    What a smug vacuous poem! When RLS was writing starvation was everywhere, not least in his own country Britain. (Report) Reply

  • Ramesh T A (10/2/2009 1:54:00 AM)

    A wonderful dream to think about! Let the dream come true one day! And it will happen! (Report) Reply

  • Robert Quilter (10/2/2008 8:47:00 AM)

    Ok it's sweet and cute, and sort of misses the point.However if its a happy kind of utopian thought we all should aspire to..i guess there's no harm, no foul.Especially whenot makes us think about the subject.Yes and as it was written in the C19th, Mr.Stevenson is allowed his 'Christian' remark...i feel. (Report) Reply

  • Blue angel Florida (10/2/2007 3:37:00 PM)

    Sweet, I would just replace the 'Christian' with something else, as for kids just for being kids shall be in grace, anywhere, everywhere, Always!

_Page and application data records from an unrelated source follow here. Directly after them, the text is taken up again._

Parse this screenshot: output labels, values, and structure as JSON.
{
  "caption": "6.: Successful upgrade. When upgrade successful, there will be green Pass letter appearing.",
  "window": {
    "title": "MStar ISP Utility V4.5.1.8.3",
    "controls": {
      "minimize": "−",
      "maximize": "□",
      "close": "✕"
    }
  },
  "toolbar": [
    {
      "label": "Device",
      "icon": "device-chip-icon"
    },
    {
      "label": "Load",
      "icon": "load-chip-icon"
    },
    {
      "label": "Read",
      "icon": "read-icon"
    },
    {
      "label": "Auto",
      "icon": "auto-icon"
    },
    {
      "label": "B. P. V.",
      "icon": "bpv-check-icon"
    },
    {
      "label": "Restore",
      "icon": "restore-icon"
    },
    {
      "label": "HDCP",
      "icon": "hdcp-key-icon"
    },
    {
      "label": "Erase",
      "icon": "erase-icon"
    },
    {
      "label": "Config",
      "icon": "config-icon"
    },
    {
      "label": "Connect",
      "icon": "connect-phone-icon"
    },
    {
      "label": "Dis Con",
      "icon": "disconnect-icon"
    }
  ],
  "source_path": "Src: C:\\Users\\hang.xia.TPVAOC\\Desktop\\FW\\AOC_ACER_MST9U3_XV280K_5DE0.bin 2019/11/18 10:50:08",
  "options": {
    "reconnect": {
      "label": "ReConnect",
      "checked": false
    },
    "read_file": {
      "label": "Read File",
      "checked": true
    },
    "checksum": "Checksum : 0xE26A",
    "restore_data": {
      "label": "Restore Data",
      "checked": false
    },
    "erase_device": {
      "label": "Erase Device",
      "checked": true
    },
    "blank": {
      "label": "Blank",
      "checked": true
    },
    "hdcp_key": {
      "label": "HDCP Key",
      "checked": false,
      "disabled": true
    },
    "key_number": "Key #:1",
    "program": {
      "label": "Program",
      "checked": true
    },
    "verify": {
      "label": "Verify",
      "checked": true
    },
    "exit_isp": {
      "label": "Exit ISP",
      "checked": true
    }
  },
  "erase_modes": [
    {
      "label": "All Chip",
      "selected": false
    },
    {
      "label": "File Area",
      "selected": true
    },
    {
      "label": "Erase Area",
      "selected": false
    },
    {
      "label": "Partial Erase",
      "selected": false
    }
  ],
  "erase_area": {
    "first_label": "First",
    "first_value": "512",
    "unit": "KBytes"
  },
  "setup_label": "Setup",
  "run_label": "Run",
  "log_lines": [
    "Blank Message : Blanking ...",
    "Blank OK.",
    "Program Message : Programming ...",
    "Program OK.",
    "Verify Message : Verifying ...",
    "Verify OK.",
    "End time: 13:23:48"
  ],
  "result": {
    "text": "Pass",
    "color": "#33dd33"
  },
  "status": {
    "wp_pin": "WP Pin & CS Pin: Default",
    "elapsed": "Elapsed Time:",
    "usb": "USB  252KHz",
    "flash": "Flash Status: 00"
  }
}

Thanks for sharing! (Report) Reply

Read all 19 comments »

Top Poems

  1. Phenomenal Woman
    Maya Angelou
  2. The Road Not Taken
    Robert Frost
  3. If You Forget Me
    Pablo Neruda
  4. Still I Rise
    Maya Angelou
  5. Dreams
    Langston Hughes
  6. Annabel Lee
    Edgar Allan Poe
  7. If
    Rudyard Kipling
  8. I Know Why The Caged Bird Sings
    Maya Angelou
  9. Stopping by Woods on a Snowy Evening
    Robert Frost
  10. Invictus
    William Ernest Henley

New Poems

  1. The Path, Deepak Hariharan
  2. A Hymn to God, Dr John Celes
  3. The Facebook Poem, Alan W. Jankowski
  4. The Jerk At Work, Alan W. Jankowski
  5. When Friends Betray Friends, Alan W. Jankowski
  6. My Love Did Sometimes Wander, Alan W. Jankowski
  7. No Help At All, Alan W. Jankowski
  8. The Bird, the Cat, the Monster and I…., Poetheart (back)
  9. Neon Sign, Alan W. Jankowski
  10. Party Favors, Alan W. Jankowski

Poem of the Day

poet Sir Walter Scott

The moon's on the lake, and the mist's on the brae,
And the Clan has a name that is nameless by day;
Then gather, gather, gather Grigalach!
Gather, gather, gather Grigalach!

...... Read complete »

   
[Hata Bildir]